Another less commonly used method is ASTM D1533, which is used for determining water concentrations down to 10 ppm or less in transformer oils using a coulometric Karl Fischer reagent.
One of the simplest and most convenient ways to determine water concentrations in the field is by using a calcium hydride test kit. This method employs the known reaction of water with solid calcium hydride to produce hydrogen gas. Because the reaction occurs stoiciometrically, the amount of hydrogen gas liberated is directly proportional to the amount of water present in the sample.
Therefore, the water content of the sample can be determined by measuring the rise in pressure in a sealed container due to the liberation of hydrogen gas as any water in the sample reacts with the calcium hydride. Used correctly, these test kits are reported to be accurate down to 50 ppm free or emulsified water.
When the amount of water present in an oil sample is below the saturation point, saturation (dew-point) meters can be used to indirectly quantify water content. The saturation point of an oil is simply the point at which the oil contains as much water in the dissolved state as possible, at a given temperature.
At this point, the oil is saturated or has a relative humidity of 100 percent. Most saturation meters use a thin film capacitive device, whose capacitance changes depending on the relative humidity of the fluid in which it is submerged. Saturation meters have proven to be accurate and reliable at determining the percent saturation of used oils.
The biggest drawback with saturation meters is the fact that the saturation point is strongly dependent on temperature as well as the presence (or absence) of polar species, including additives, contaminants and wear particles. In addition, with water levels in excess of the saturation point, typically 200 to 600 ppm for most industrial oils, saturation meters are unable to quantify water content accurately.
Despite these limitations, saturation meters can be a useful trending tool to determine moisture onsite, provided they are used frequently and routinely.

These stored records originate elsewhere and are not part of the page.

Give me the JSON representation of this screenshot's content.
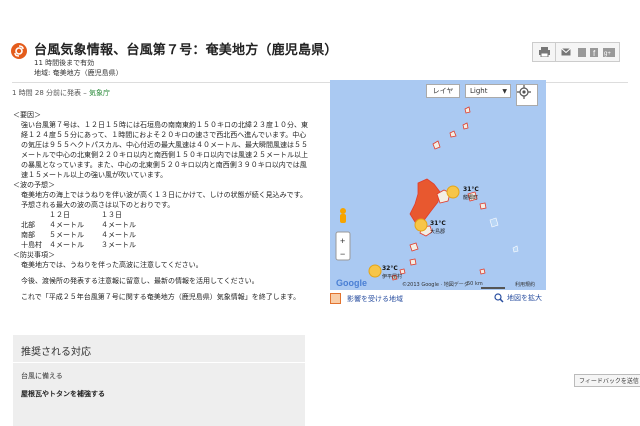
{
  "header": {
    "title": "台風気象情報、台風第７号：奄美地方（鹿児島県）",
    "valid": "11 時間後まで有効",
    "region": "地域: 奄美地方（鹿児島県）"
  },
  "posted": {
    "time": "1 時間 28 分前に発表 – ",
    "source": "気象庁"
  },
  "body": {
    "s1_head": "＜要因＞",
    "s1_text": "強い台風第７号は、１２日１５時には石垣島の南南東約１５０キロの北緯２３度１０分、東経１２４度５５分にあって、１時間におよそ２０キロの速さで西北西へ進んでいます。中心の気圧は９５５ヘクトパスカル、中心付近の最大風速は４０メートル、最大瞬間風速は５５メートルで中心の北東側２２０キロ以内と南西側１５０キロ以内では風速２５メートル以上の暴風となっています。また、中心の北東側５２０キロ以内と南西側３９０キロ以内では風速１５メートル以上の強い風が吹いています。",
    "s2_head": "＜波の予想＞",
    "s2_text": "奄美地方の海上ではうねりを伴い波が高く１３日にかけて、しけの状態が続く見込みです。予想される最大の波の高さは以下のとおりです。",
    "wave_rows": [
      [
        "",
        "１２日",
        "１３日"
      ],
      [
        "北部",
        "４メートル",
        "４メートル"
      ],
      [
        "南部",
        "５メートル",
        "４メートル"
      ],
      [
        "十島村",
        "４メートル",
        "３メートル"
      ]
    ],
    "s3_head": "＜防災事項＞",
    "s3_text": "奄美地方では、うねりを伴った高波に注意してください。",
    "s4_text": "今後、渡候所の発表する注意報に留意し、最新の情報を活用してください。",
    "s5_text": "これで「平成２５年台風第７号に関する奄美地方（鹿児島県）気象情報」を終了します。"
  },
  "recommend": {
    "title": "推奨される対応",
    "t1": "台風に備える",
    "t2": "屋根瓦やトタンを補強する"
  },
  "map": {
    "layer_btn": "レイヤ",
    "layer_select": "Light",
    "labels": [
      {
        "temp": "31°C",
        "place": "龍郷町"
      },
      {
        "temp": "31°C",
        "place": "大島郡"
      },
      {
        "temp": "32°C",
        "place": "伊平屋村"
      }
    ],
    "copyright": "©2013 Google · 地図データ",
    "scale": "50 km",
    "terms": "利用規約"
  },
  "legend": {
    "affected": "影響を受ける地域",
    "enlarge": "地図を拡大"
  },
  "feedback": "フィードバックを送信",
  "colors": {
    "accent": "#e45c1c",
    "link": "#2a4fa0",
    "source": "#2a8a3a",
    "affected_fill": "#f9cda7"
  }
}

Monitoring and controlling water levels in any lubricating system is important. Whether it is a large diesel engine, a steam turbine, a hydraulic system or an electrical transformer, water can have a significant impact on equipment reliability and longevity.
Regular water monitoring, whether it be a simple onsite crackle test or a lab-based Karl Fischer moisture test should become a standard condition-monitoring tool. But remember, like all tests, the methods used to detect water in oil have strengths and weaknesses, so be sure to select the one that meets your needs and desired detection limits.